The details of the rate increase and the refund scheme will be contained in the Finance Bill which will be published on 19 October 2017.
Transfers of shares in an Irish company holding commercial property will continue to be subject to stamp duty at 1%. Historically, when there is a differential between stamp duty on direct and indirect property transfers, there has been a commercial preference to acquire the shares in the property holding entity. Such a purchase will involve analysis of additional factors such as the tax and liability profile of the property company. The Department of Finance has launched a consultation on stamp duty reform. If stamp duty rates on share sales reduce, this may further impact the structure of property transactions. The availability of stamp duty reliefs, such as exemptions for reconstructions and reorganisations, is also likely to be reviewed by purchasers or sellers.
Although the 6% rate is a significant increase, it remains lower than the 9% rate which applied prior to 2009. The increase is the most significant revenue raising measure announced in Budget 2018. The increase means Ireland's stamp duty rate now exceeds the UK's 5% rate.
The stamp duty changes are one of a number of changes to property taxation announced. The existing vacant site levy will increase from 3% to 7% if the vacancy persists. In practical terms any owner of a site on the vacant site register who does not develop their land in 2018 will pay the 3% levy in 2019 and then become liable to the increased rate of 7% from 1 January 2019.

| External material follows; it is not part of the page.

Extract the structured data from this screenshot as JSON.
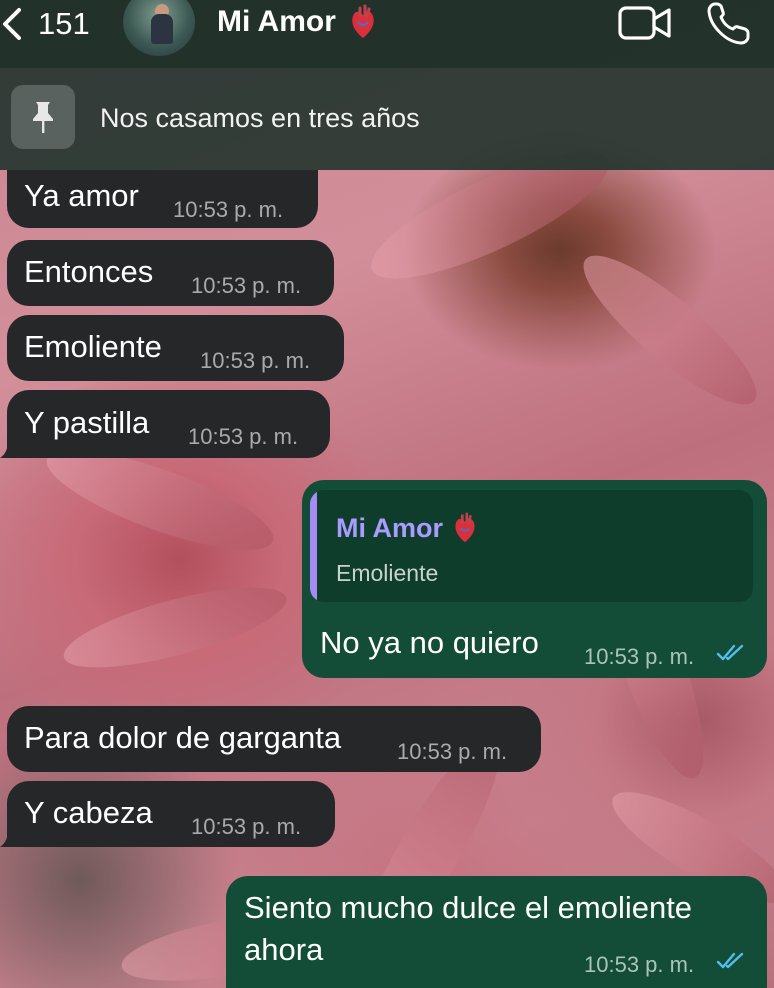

In a measure which Maples have long called for, the Minister announced an amendment to the 2011 "CGT holiday" for land and buildings. This provided a capital gains tax exemption to disposals of land which was acquired between 2011 and 2015, provided the land was held for seven years. The seven year holding period will be reduced to four years, which suggests that land acquired in 2012 can be sold free of capital gains tax during 2017. This should free up development land and invigorate the commercial property market.